We love a good fantasy story, and sometimes the best fantasies are the ones rooted in fact. Jo Walton’s new novel Lent is a fantastical reimagining of the life of Girolamo Savonarola, a Dominican friar and political leader of late 15th century Florence. Jo joins us below to talk about the advantages and drawbacks of writing fiction based on historical characters.
By Jo Walton
My new novel Lent is about Savonarola, it’s set in Florence and Hell during the Renaissance, in fact very specifically between the years 1492 and 1498. It was immense fun to write, and part of that was doing all the research and making it historically accurate in a way a fantasy novel can be and a historical novel can’t. When a diary written in the 1490s says that Savonarola was casting out demons in a nunnery, a fantasy novel can have real demons showing up.
There’s an advantage and a disadvantage to using real history in fiction and they’re both the same thing: the history is real. That’s great, because you can research it and lean on it. The real world is fractally weird, and you can get things from it you’d never be able to make up. Who could imagine that Renaissance Florence was ruled by eight men chosen by lot and then locked at the top of a tower for three months?

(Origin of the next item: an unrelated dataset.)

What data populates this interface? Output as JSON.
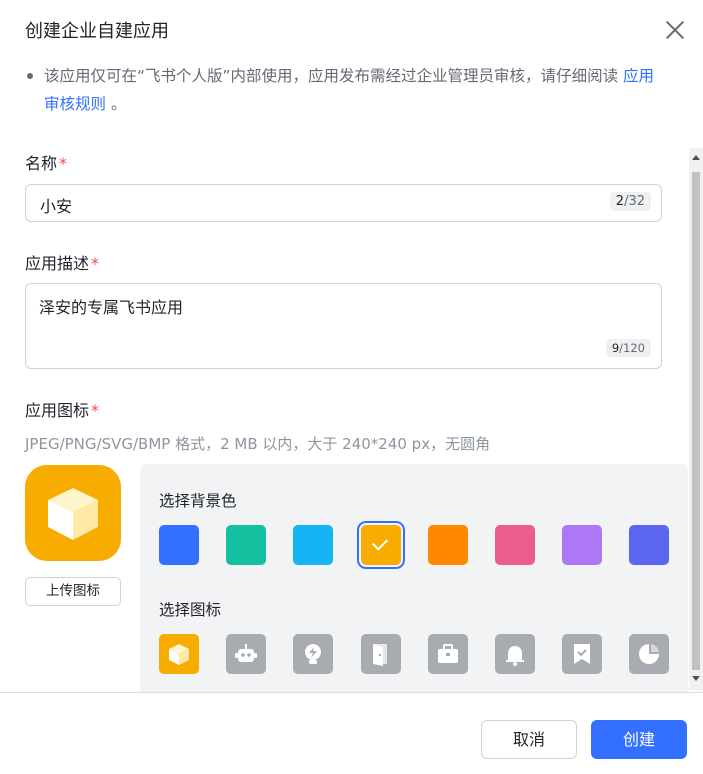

When you make things up, they have to make rational sense, but reality doesn’t have those restrictions. There were sumptuary laws controlling how much jewelry people could wear, and even how many buttons their clothes could have. That’s very weird, but weirder was that they didn’t apply to women about to be married or in the first year of their marriage. There’s no end to wonderful real-world details you can work into your story.
If you want to know how people did something, you don’t have to make it consistent with everything else – you can just look it up. But you have to get it right. And, of course, you have to make sure not to overwhelm the reader with details and explanations of nifty historical curiosities (the “I’ve suffered for my research and now so will you” syndrome).
There’s also what I call the Tiffany Problem — your readers are modern people and know what they know, which is fine except when what they know isn’t actually right. For instance, the name Tiffany sounds extremely modern to us. It feels jarring when we read it as a character name in a historical setting, where we’d be quite happy with names like Anna and Jane. But our instinct is wrong, because Tiffany is a form of Theophania, and it was fairly common in medieval England and France. It went out of fashion later, and it’s because we don’t have seventeenth to nineteenth century examples that it feels modern. But you still can’t use it in a fantasy novel set in the exact time and place when the name would have been historically accurate, because it will jerk the reader out of their reading trance. They know it’s wrong and you can’t tell them that what they know is wrong.
There’s also another problem with things being real. When you’re writing about real historical characters, there’s an obligation to be true to them. In writing about the Italian Renaissance, I had a lot of letters and diaries and portraits that helped me get inside the heads of people of the period. But I also had to change things to make them work for the modern reader, and there comes a point when you’re in danger of changing so much that you’re betraying the character — who was a real person, just like we are, and deserves the respect due to a real person, even though they’re dead. I do think this is important.
There’s a weird Renaissance belief that surfaces in Ariosto’s epic poem Orlando Furioso and in a painting in the Pitti Palace in Florence which goes: when somebody dies, a swan carries a medal bearing their name to a pool of forgetfulness, and when people on Earth stop repeating the name, the swan opens their beak and drops it in, to sink to oblivion. Most people get dropped by the swan quite rapidly, but others have their swan still hovering hundreds and even thousands of years in the future. When I use real historical people in fiction, even if I’m at risk of misrepresenting them, I can comfort myself that as long as we keep repeating their names, their swans will keep circling.